Previous practice has been for each member to pay his own living expenses in Spain, since it is not worthwhile to take out food supplies. This will amount to £35.00 per head. Individuals will also be required to provide items of personal equipment: wetsuits, lights, boots, and helmets are all susceptible to the rigours of a long, sustained period of exploration. In addition, each member is expected to provide sufficient camping equipment. These costs are outside the expedition budget, but may be estimated at £30.00 per person. It is proposed that the personal contribution be £55.00 per head, with £35.00 for living expenses.
An expedition of necessity places a large burden on the club's tackle. The depreciation item is calculated with this in mind.
The budget for the production of the report is based on current printing costs.

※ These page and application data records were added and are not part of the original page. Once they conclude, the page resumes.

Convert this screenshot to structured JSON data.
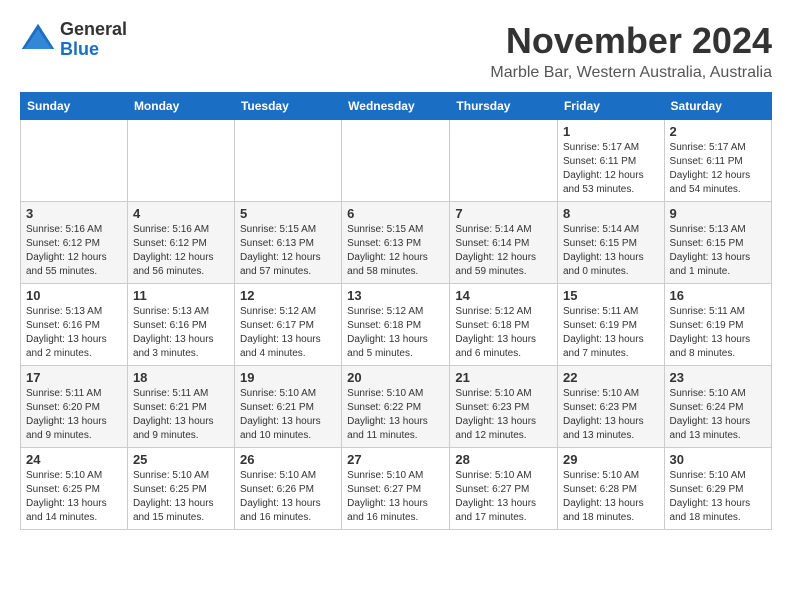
{
  "logo": {
    "general": "General",
    "blue": "Blue"
  },
  "title": {
    "month_year": "November 2024",
    "location": "Marble Bar, Western Australia, Australia"
  },
  "days_of_week": [
    "Sunday",
    "Monday",
    "Tuesday",
    "Wednesday",
    "Thursday",
    "Friday",
    "Saturday"
  ],
  "weeks": [
    [
      {
        "day": "",
        "info": ""
      },
      {
        "day": "",
        "info": ""
      },
      {
        "day": "",
        "info": ""
      },
      {
        "day": "",
        "info": ""
      },
      {
        "day": "",
        "info": ""
      },
      {
        "day": "1",
        "info": "Sunrise: 5:17 AM\nSunset: 6:11 PM\nDaylight: 12 hours\nand 53 minutes."
      },
      {
        "day": "2",
        "info": "Sunrise: 5:17 AM\nSunset: 6:11 PM\nDaylight: 12 hours\nand 54 minutes."
      }
    ],
    [
      {
        "day": "3",
        "info": "Sunrise: 5:16 AM\nSunset: 6:12 PM\nDaylight: 12 hours\nand 55 minutes."
      },
      {
        "day": "4",
        "info": "Sunrise: 5:16 AM\nSunset: 6:12 PM\nDaylight: 12 hours\nand 56 minutes."
      },
      {
        "day": "5",
        "info": "Sunrise: 5:15 AM\nSunset: 6:13 PM\nDaylight: 12 hours\nand 57 minutes."
      },
      {
        "day": "6",
        "info": "Sunrise: 5:15 AM\nSunset: 6:13 PM\nDaylight: 12 hours\nand 58 minutes."
      },
      {
        "day": "7",
        "info": "Sunrise: 5:14 AM\nSunset: 6:14 PM\nDaylight: 12 hours\nand 59 minutes."
      },
      {
        "day": "8",
        "info": "Sunrise: 5:14 AM\nSunset: 6:15 PM\nDaylight: 13 hours\nand 0 minutes."
      },
      {
        "day": "9",
        "info": "Sunrise: 5:13 AM\nSunset: 6:15 PM\nDaylight: 13 hours\nand 1 minute."
      }
    ],
    [
      {
        "day": "10",
        "info": "Sunrise: 5:13 AM\nSunset: 6:16 PM\nDaylight: 13 hours\nand 2 minutes."
      },
      {
        "day": "11",
        "info": "Sunrise: 5:13 AM\nSunset: 6:16 PM\nDaylight: 13 hours\nand 3 minutes."
      },
      {
        "day": "12",
        "info": "Sunrise: 5:12 AM\nSunset: 6:17 PM\nDaylight: 13 hours\nand 4 minutes."
      },
      {
        "day": "13",
        "info": "Sunrise: 5:12 AM\nSunset: 6:18 PM\nDaylight: 13 hours\nand 5 minutes."
      },
      {
        "day": "14",
        "info": "Sunrise: 5:12 AM\nSunset: 6:18 PM\nDaylight: 13 hours\nand 6 minutes."
      },
      {
        "day": "15",
        "info": "Sunrise: 5:11 AM\nSunset: 6:19 PM\nDaylight: 13 hours\nand 7 minutes."
      },
      {
        "day": "16",
        "info": "Sunrise: 5:11 AM\nSunset: 6:19 PM\nDaylight: 13 hours\nand 8 minutes."
      }
    ],
    [
      {
        "day": "17",
        "info": "Sunrise: 5:11 AM\nSunset: 6:20 PM\nDaylight: 13 hours\nand 9 minutes."
      },
      {
        "day": "18",
        "info": "Sunrise: 5:11 AM\nSunset: 6:21 PM\nDaylight: 13 hours\nand 9 minutes."
      },
      {
        "day": "19",
        "info": "Sunrise: 5:10 AM\nSunset: 6:21 PM\nDaylight: 13 hours\nand 10 minutes."
      },
      {
        "day": "20",
        "info": "Sunrise: 5:10 AM\nSunset: 6:22 PM\nDaylight: 13 hours\nand 11 minutes."
      },
      {
        "day": "21",
        "info": "Sunrise: 5:10 AM\nSunset: 6:23 PM\nDaylight: 13 hours\nand 12 minutes."
      },
      {
        "day": "22",
        "info": "Sunrise: 5:10 AM\nSunset: 6:23 PM\nDaylight: 13 hours\nand 13 minutes."
      },
      {
        "day": "23",
        "info": "Sunrise: 5:10 AM\nSunset: 6:24 PM\nDaylight: 13 hours\nand 13 minutes."
      }
    ],
    [
      {
        "day": "24",
        "info": "Sunrise: 5:10 AM\nSunset: 6:25 PM\nDaylight: 13 hours\nand 14 minutes."
      },
      {
        "day": "25",
        "info": "Sunrise: 5:10 AM\nSunset: 6:25 PM\nDaylight: 13 hours\nand 15 minutes."
      },
      {
        "day": "26",
        "info": "Sunrise: 5:10 AM\nSunset: 6:26 PM\nDaylight: 13 hours\nand 16 minutes."
      },
      {
        "day": "27",
        "info": "Sunrise: 5:10 AM\nSunset: 6:27 PM\nDaylight: 13 hours\nand 16 minutes."
      },
      {
        "day": "28",
        "info": "Sunrise: 5:10 AM\nSunset: 6:27 PM\nDaylight: 13 hours\nand 17 minutes."
      },
      {
        "day": "29",
        "info": "Sunrise: 5:10 AM\nSunset: 6:28 PM\nDaylight: 13 hours\nand 18 minutes."
      },
      {
        "day": "30",
        "info": "Sunrise: 5:10 AM\nSunset: 6:29 PM\nDaylight: 13 hours\nand 18 minutes."
      }
    ]
  ]
}
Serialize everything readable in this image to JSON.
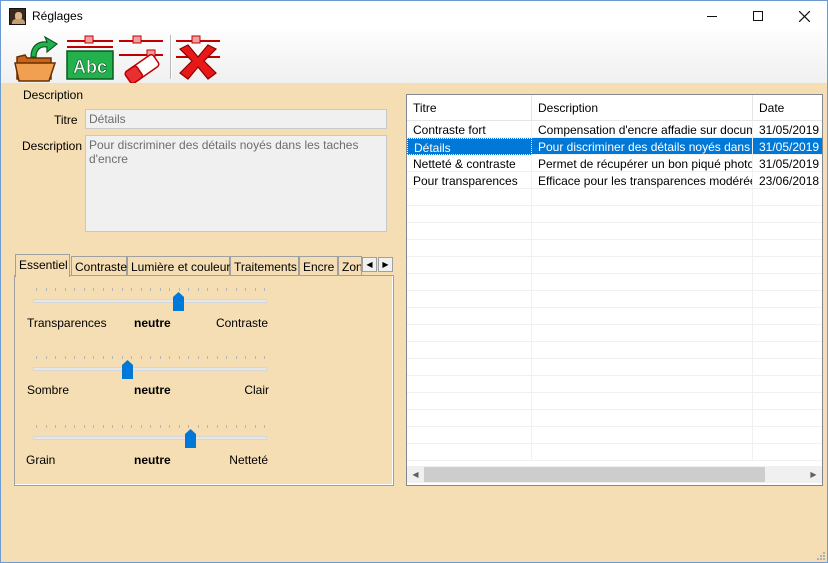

|channel ferry: 2 vehicles, trailer, 7 men||145.20|
|air and bus: 2 men||60.00|
|vehicle costs: fuel||95.55|
|maintenance, depreciation, tax||101.00|
|photographic and survey equipment:||15.00|
|personal living expenses:||315.00|
|less personal contributions:||495.00|
|to be raised:||495.75|
The clubs committee have agreed to a loan of £330 to meet the cost of a vehicle. We anticipate buying a Landrover for approximately £350 to ensure that there will be no difficulty in recovering the original sum: the maintenance carried out for Spain will guarantee this. The loan is due for repayment by Michaelmas 1973. No further progress can be made until the expedition has cover for the insurance and road tax costs.
2. Channel Ferry
A review of the 1973 tariffs has shown that the most economical route is via the Southampton - Le Havre crossing. Reservations have been made on the Townsend Thoresen ferries leaving on July 4th, and returning on August 12th.The finance statement above has been amended to allow for this revised plan: the fuel budget is based on a total mileage of 2200m per vehicle and the current petrol cost in England, France and Spain.
3. Permission. Two separate applications have been made to the Spanish authorities, one to the Comision Nacional de Geologia and the other to the Comite do Espeologia. Dr Cox has received information from contacts in Spain that the relevant departments are processing our request, and that a permit is to be issued in the near future.
The expedition has now been officially recognised by the University of Oxford., and given full APPROVAL as an official University Expedition.
The Cave Research Group of Great Britain have given the expedition their full support.
Other applications are pending.
The Oxford University Exploration Club have approved the expedition as being worthy of support and will recommend the support of manufacturers and traders in the supply of equipment.